  • ...not about gore. Urgh. Also, no Al Gore joke here, sorry. I just hate it how, very often, darker and edgier settings are also bloodier. No. No no no. You can be dark and edgy without throwing blood like it's going out of style. (Which I hope it does.) Blood is like f-bombs. You're not looking more mature or more edgy just because your characters' vocabulary consists of (m)f, a, s, c and similar things. The same goes for dismembering characters. Just because Tarantino could make it look cool, that doesn't mean you can.
  • ...full of clichés. That's true for original settings as well as... well, non-original ones. There's tons of pits you can fall into when writing dark and edgy. For an original setting, there's enough stock characters to fill a city with. For dark and edgy versions of existing settings, people either follow common stereotypes for the characters and environment (how often have we seen mushroom-abusing Mario now?!), or, in an attempt to defy that path, derail the setting until it's barely recognizable any more. Do I even have to say why that's bad?
  • ...difficult. Hell yes. Writing an independent dark and edgy setting is hard enough. Too less and it's not convincing, too much and it's ridiculous. But darkening and edgifying (!) an existent setting is hard. Even when sticking to the aforementioned things, you can end up messing it up because you started from the wrong end.

The Obligatory Paragraph Where I tell you that I don't hate Dark and Edgy

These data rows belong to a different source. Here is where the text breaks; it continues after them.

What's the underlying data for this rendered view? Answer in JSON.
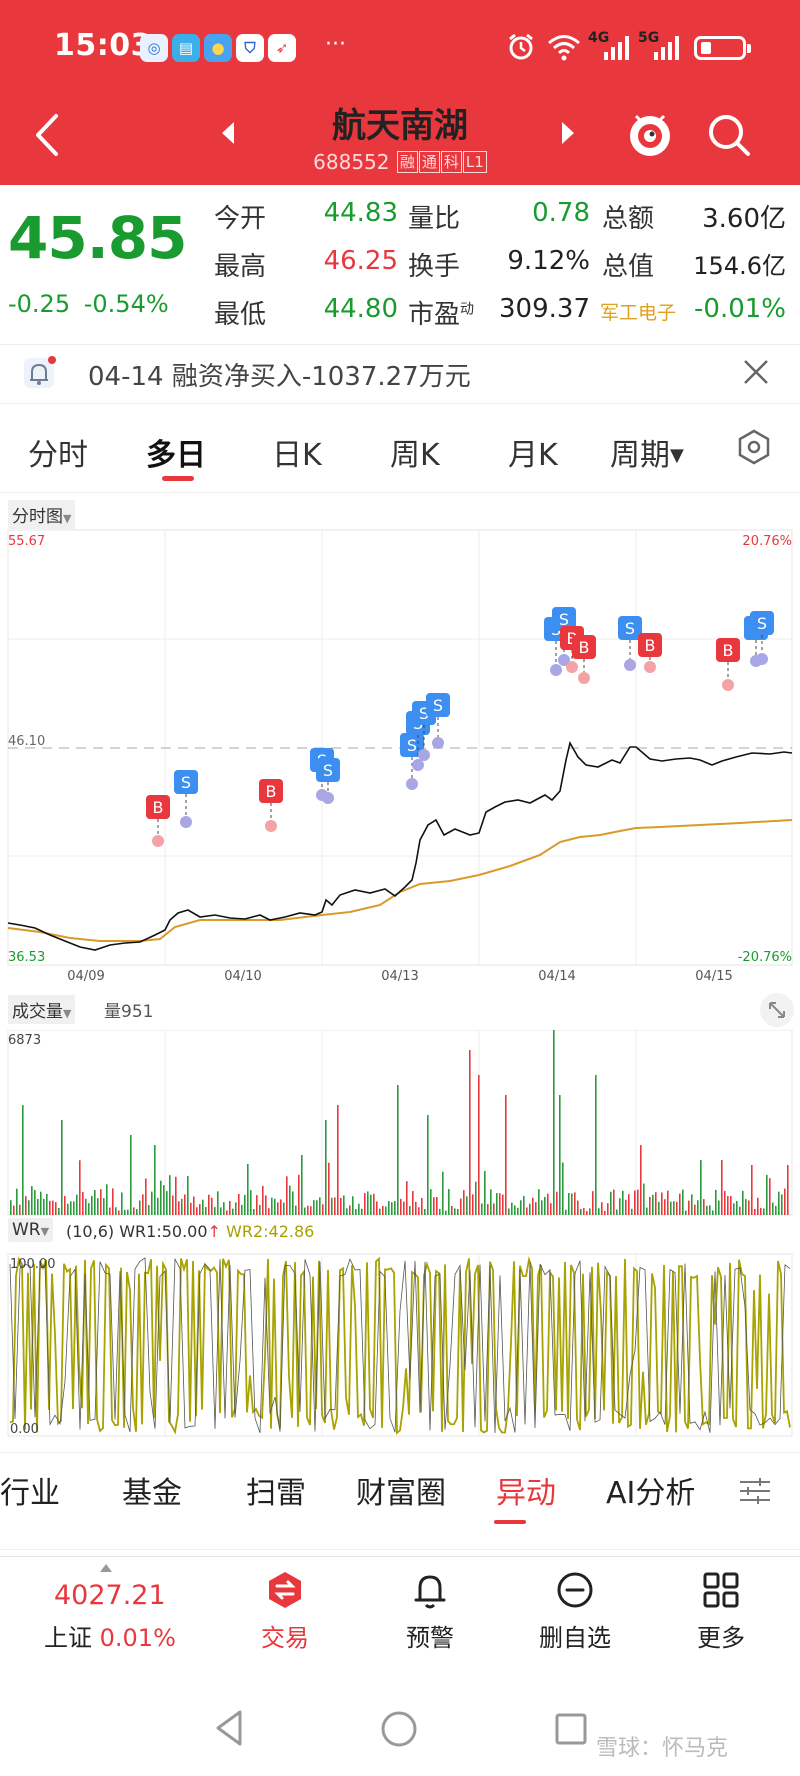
{
  "status_bar": {
    "time": "15:03",
    "more": "···",
    "network_1": "4G",
    "network_2": "5G",
    "icons": [
      "app-icon-1",
      "book-app-icon",
      "weather-app-icon",
      "shield-app-icon",
      "red-app-icon",
      "alarm-icon",
      "wifi-icon",
      "signal-icon",
      "battery-icon"
    ]
  },
  "header": {
    "stock_name": "航天南湖",
    "stock_code": "688552",
    "tags": [
      "融",
      "通",
      "科",
      "L1"
    ]
  },
  "quote": {
    "price": "45.85",
    "change": "-0.25",
    "change_pct": "-0.54%",
    "rows": [
      {
        "l1": "今开",
        "v1": "44.83",
        "l2": "量比",
        "v2": "0.78",
        "l3": "总额",
        "v3": "3.60亿"
      },
      {
        "l1": "最高",
        "v1": "46.25",
        "l2": "换手",
        "v2": "9.12%",
        "l3": "总值",
        "v3": "154.6亿"
      },
      {
        "l1": "最低",
        "v1": "44.80",
        "l2": "市盈",
        "l2_sup": "动",
        "v2": "309.37",
        "l3": "军工电子",
        "v3": "-0.01%"
      }
    ],
    "colors": {
      "up": "#e8383d",
      "down": "#1a9b2f"
    }
  },
  "notice": {
    "text": "04-14 融资净买入-1037.27万元"
  },
  "tabs": {
    "items": [
      "分时",
      "多日",
      "日K",
      "周K",
      "月K",
      "周期"
    ],
    "active": "多日"
  },
  "main_chart": {
    "selector": "分时图",
    "y_top": "55.67",
    "y_mid": "46.10",
    "y_bottom": "36.53",
    "pct_top": "20.76%",
    "pct_bottom": "-20.76%",
    "dates": [
      "04/09",
      "04/10",
      "04/13",
      "04/14",
      "04/15"
    ],
    "markers": {
      "buy": "B",
      "sell": "S"
    }
  },
  "volume_chart": {
    "selector": "成交量",
    "label": "量951",
    "y_max": "6873"
  },
  "wr_chart": {
    "selector": "WR",
    "params": "(10,6)",
    "wr1": "WR1:50.00",
    "wr2": "WR2:42.86",
    "y_top": "100.00",
    "y_bottom": "0.00"
  },
  "sub_tabs": {
    "items": [
      "行业",
      "基金",
      "扫雷",
      "财富圈",
      "异动",
      "AI分析"
    ],
    "active": "异动"
  },
  "bottom_nav": {
    "index_value": "4027.21",
    "index_name": "上证",
    "index_change": "0.01%",
    "items": [
      "交易",
      "预警",
      "删自选",
      "更多"
    ]
  },
  "watermark": "雪球：怀马克"
}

Because that's always there. And no, I don't hate good dark and edgy. If well done, it's an interesting take on existing settings. As for original ones, Cyberpunk is mostly dystopian, and I like it. Fun fact, even Cyberpunk has undergone a certain darkening and edgifying (!!!) process. I read William Gibson's Neuromancer trilogy (it's awesome), and it wasn't nearly as dark and edgy as I would have expected. Sure, it was, but damn, that shows that even things that are already dark and edgy can become even darker and edgier.

Last but not Least

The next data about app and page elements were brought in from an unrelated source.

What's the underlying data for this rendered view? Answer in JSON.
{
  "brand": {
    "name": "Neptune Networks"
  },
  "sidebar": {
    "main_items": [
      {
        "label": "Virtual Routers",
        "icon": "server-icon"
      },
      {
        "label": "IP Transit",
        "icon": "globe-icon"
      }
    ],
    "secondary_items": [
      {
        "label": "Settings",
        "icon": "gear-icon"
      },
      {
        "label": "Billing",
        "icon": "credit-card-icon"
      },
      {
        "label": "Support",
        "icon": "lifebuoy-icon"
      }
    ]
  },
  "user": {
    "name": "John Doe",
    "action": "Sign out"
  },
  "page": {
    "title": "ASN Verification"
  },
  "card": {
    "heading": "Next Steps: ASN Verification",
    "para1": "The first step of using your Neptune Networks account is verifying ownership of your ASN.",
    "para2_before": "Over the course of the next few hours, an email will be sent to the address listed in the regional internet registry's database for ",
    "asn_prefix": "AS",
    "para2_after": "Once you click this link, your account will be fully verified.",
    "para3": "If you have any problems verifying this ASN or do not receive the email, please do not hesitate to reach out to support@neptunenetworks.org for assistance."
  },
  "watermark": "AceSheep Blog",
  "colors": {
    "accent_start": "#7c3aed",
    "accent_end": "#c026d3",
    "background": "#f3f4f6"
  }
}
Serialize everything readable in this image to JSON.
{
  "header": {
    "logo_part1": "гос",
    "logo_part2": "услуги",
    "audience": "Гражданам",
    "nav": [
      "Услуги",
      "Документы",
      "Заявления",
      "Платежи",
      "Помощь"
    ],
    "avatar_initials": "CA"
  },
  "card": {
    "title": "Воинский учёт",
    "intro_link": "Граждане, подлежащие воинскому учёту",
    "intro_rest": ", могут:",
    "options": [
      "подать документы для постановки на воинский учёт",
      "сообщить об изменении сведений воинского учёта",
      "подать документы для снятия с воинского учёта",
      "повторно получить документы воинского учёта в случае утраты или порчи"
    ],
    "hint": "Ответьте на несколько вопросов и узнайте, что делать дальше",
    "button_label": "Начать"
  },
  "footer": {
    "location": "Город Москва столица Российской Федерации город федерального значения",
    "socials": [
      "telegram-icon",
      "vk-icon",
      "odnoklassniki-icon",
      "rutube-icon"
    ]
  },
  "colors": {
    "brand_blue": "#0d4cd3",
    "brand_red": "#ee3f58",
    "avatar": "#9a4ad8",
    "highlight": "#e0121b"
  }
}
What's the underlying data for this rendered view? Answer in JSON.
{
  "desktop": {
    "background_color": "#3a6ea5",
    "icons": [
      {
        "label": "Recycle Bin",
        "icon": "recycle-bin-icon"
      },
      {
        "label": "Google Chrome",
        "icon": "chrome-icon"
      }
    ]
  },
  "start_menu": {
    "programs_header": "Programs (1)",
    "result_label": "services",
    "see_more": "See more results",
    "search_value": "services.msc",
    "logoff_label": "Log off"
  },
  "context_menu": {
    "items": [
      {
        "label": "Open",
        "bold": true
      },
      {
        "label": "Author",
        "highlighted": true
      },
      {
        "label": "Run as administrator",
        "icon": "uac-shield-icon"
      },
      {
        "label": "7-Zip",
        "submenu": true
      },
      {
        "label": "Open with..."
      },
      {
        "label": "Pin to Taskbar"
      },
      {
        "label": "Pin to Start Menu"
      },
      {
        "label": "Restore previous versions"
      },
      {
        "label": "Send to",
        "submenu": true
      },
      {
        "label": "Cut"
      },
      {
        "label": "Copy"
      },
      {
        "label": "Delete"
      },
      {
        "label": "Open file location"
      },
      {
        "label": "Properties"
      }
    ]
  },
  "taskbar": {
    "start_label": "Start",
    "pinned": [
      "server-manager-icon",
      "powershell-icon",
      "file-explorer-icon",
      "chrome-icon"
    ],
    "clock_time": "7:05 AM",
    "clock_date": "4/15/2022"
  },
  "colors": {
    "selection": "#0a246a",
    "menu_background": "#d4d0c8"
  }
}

What do I want to say with this? Simple: Don't think that dark and edgy is generally more awesome/mature because it's dark and edgy. You still need to write things well, and there are things that just don't work when they're darkened and edgified (:D) beyond a certain point. And I'm sure we all have someone to death glare at right now.